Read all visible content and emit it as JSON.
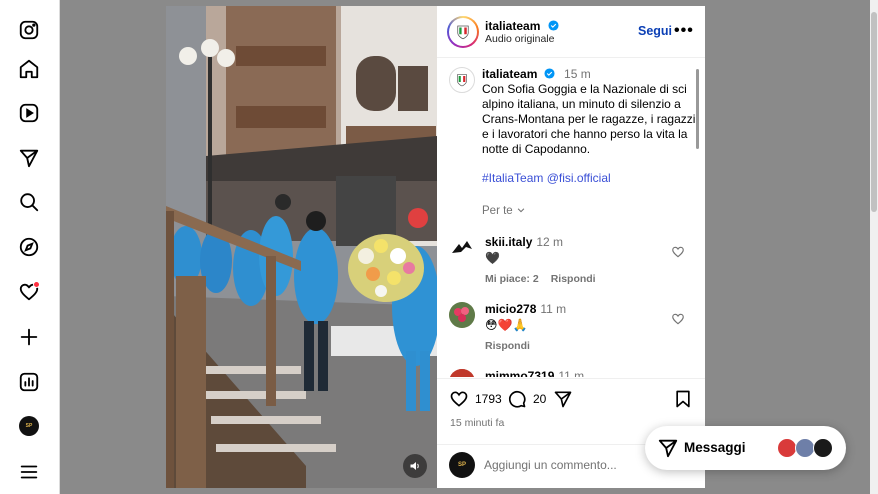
{
  "nav": {
    "items": [
      {
        "name": "instagram-icon"
      },
      {
        "name": "home-icon"
      },
      {
        "name": "reels-icon"
      },
      {
        "name": "direct-icon"
      },
      {
        "name": "search-icon"
      },
      {
        "name": "explore-icon"
      },
      {
        "name": "notifications-icon"
      },
      {
        "name": "create-icon"
      },
      {
        "name": "dashboard-icon"
      },
      {
        "name": "profile-avatar"
      },
      {
        "name": "menu-icon"
      }
    ],
    "profile_avatar_text": "sport\nSgRgKg"
  },
  "post": {
    "username": "italiateam",
    "audio": "Audio originale",
    "follow_label": "Segui",
    "more_label": "•••",
    "caption_time": "15 m",
    "caption": "Con Sofia Goggia e la Nazionale di sci alpino italiana, un minuto di silenzio a Crans-Montana per le ragazze, i ragazzi e i lavoratori che hanno perso la vita la notte di Capodanno.",
    "hashtags": "#ItaliaTeam @fisi.official",
    "per_te": "Per te",
    "likes": "1793",
    "comments_count": "20",
    "posted_ago": "15 minuti fa",
    "comment_placeholder": "Aggiungi un commento..."
  },
  "comments": [
    {
      "user": "skii.italy",
      "time": "12 m",
      "text": "🖤",
      "likes": "Mi piace: 2",
      "reply": "Rispondi"
    },
    {
      "user": "micio278",
      "time": "11 m",
      "text": "😳❤️🙏",
      "likes": "",
      "reply": "Rispondi"
    },
    {
      "user": "mimmo7319",
      "time": "11 m",
      "text": "",
      "likes": "",
      "reply": ""
    }
  ],
  "messages": {
    "label": "Messaggi"
  },
  "colors": {
    "link": "#3a4fd6",
    "follow": "#0b3fb5",
    "notification": "#ff3040",
    "jacket": "#2f8fd0"
  }
}
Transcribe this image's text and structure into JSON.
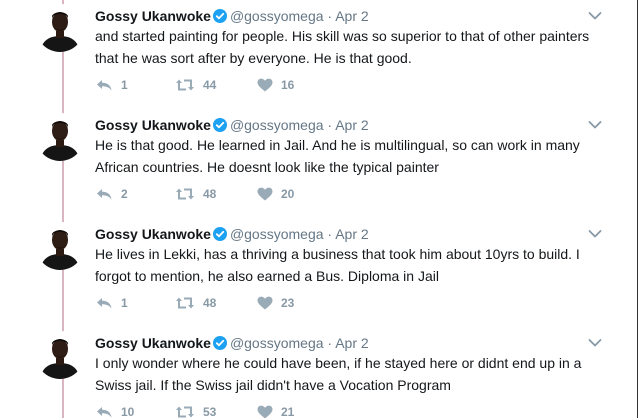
{
  "tweets": [
    {
      "author_name": "Gossy Ukanwoke",
      "handle": "@gossyomega",
      "separator": "·",
      "date": "Apr 2",
      "text": "and started painting for people. His skill was so superior to that of other painters that he was sort after by everyone. He is that good.",
      "replies": "1",
      "retweets": "44",
      "likes": "16"
    },
    {
      "author_name": "Gossy Ukanwoke",
      "handle": "@gossyomega",
      "separator": "·",
      "date": "Apr 2",
      "text": "He is that good. He learned in Jail. And he is multilingual, so can work in many African countries. He doesnt look like the typical  painter",
      "replies": "2",
      "retweets": "48",
      "likes": "20"
    },
    {
      "author_name": "Gossy Ukanwoke",
      "handle": "@gossyomega",
      "separator": "·",
      "date": "Apr 2",
      "text": "He lives in Lekki, has a thriving a business that took him about 10yrs to build.  I forgot to mention, he also earned a Bus. Diploma in Jail",
      "replies": "1",
      "retweets": "48",
      "likes": "23"
    },
    {
      "author_name": "Gossy Ukanwoke",
      "handle": "@gossyomega",
      "separator": "·",
      "date": "Apr 2",
      "text": "I only wonder where he could have been, if he stayed here or didnt end up in a Swiss jail. If the Swiss jail didn't have a Vocation Program",
      "replies": "10",
      "retweets": "53",
      "likes": "21"
    }
  ],
  "colors": {
    "text": "#14171a",
    "muted": "#657786",
    "action": "#8899a6",
    "verified": "#1da1f2",
    "thread_line": "#d9b6c0"
  },
  "icons": {
    "avatar": "avatar",
    "verified": "verified-badge-icon",
    "menu": "chevron-down-icon",
    "reply": "reply-icon",
    "retweet": "retweet-icon",
    "like": "heart-icon"
  }
}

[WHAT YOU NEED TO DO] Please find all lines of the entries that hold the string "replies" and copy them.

[THE ANSWER]
      "replies": "1",
      "replies": "2",
      "replies": "1",
      "replies": "10",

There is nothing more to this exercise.